In 1916, Stevens stayed at a hotel across from the Royal Palm Park in Miami. The photo below from the modern James Royal Palm hotel, overlooking Biscayne Bay, will give a sense of the view that Stevens might have enjoyed.
Curiously, a letter to Elsie takes this 1916 trip to Florida as an opportunity to rant against the contemporary festivals surrounding Easter.
"There is a church on the corner. In the quiet air of the neighborhood the voices of the choir are as audible as they used to be at Reading. Unfortunately there is nothing more inane than an Easter carol. It is a religious perversion of the activity of Spring in our blood. Why a man who wants to roll around on the grass should be asked to dress as magnificently as possible and listen to a choir is inexplicable except from the flaggelant [sic] point of view. The blessed fathers have even taken the rabbit, good soul, under their government." (Letters 193)

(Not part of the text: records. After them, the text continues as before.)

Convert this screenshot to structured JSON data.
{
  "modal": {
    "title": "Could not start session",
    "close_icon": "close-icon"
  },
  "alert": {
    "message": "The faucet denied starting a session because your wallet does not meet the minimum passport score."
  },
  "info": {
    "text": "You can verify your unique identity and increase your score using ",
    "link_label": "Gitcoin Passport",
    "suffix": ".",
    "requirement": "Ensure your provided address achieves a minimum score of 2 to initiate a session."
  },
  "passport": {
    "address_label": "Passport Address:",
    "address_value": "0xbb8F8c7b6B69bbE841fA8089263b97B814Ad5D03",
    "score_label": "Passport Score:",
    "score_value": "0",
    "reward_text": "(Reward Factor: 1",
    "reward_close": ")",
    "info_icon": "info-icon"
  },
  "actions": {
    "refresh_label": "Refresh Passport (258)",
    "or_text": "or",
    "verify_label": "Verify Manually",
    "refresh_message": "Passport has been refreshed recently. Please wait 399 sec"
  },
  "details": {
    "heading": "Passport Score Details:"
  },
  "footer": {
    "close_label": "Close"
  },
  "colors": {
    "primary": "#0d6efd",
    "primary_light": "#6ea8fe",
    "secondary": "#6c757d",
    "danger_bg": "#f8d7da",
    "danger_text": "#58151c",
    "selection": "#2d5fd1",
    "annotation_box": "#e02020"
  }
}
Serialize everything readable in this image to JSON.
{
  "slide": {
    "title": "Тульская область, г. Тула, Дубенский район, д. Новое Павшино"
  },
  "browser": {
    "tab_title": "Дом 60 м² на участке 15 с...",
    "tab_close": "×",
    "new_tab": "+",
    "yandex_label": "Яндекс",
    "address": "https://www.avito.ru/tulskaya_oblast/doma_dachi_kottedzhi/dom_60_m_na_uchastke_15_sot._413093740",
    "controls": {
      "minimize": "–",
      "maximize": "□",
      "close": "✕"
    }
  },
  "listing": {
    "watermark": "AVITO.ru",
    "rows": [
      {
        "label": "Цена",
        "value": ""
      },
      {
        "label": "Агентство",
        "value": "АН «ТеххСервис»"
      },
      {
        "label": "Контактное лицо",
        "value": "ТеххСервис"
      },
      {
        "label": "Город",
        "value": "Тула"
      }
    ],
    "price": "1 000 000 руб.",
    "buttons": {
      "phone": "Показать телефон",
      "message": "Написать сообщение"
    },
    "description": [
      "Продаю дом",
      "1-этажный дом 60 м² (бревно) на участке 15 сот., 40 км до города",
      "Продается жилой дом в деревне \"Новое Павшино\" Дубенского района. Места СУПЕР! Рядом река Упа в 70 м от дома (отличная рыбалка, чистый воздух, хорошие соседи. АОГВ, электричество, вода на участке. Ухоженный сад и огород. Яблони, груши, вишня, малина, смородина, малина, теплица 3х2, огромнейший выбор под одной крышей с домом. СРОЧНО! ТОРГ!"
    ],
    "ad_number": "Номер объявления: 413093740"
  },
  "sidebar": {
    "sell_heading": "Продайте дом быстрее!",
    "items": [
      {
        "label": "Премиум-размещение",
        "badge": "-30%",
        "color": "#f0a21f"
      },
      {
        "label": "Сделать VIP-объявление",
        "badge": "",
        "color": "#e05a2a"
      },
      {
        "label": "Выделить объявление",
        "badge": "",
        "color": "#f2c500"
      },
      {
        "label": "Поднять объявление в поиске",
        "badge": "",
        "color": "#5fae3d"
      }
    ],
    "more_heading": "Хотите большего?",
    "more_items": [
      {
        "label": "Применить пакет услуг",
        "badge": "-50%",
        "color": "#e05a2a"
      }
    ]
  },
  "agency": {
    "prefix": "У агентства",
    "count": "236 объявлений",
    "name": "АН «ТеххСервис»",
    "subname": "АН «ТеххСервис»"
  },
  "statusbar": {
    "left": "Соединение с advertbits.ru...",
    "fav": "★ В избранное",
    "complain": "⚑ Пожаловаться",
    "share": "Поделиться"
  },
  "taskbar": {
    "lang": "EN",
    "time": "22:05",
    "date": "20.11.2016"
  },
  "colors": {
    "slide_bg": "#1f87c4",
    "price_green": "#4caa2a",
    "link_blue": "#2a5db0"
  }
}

This rant against the activities of Miami during Easter might have inspired the twin poles of the 1919 poem. The light from the evening star, “Good light for drunkards, poets, widows/ And ladies soon to be married,” might have proved a fertile pagan contrast to mundane, ossified Christianity, presented as “the ultimate Plato.”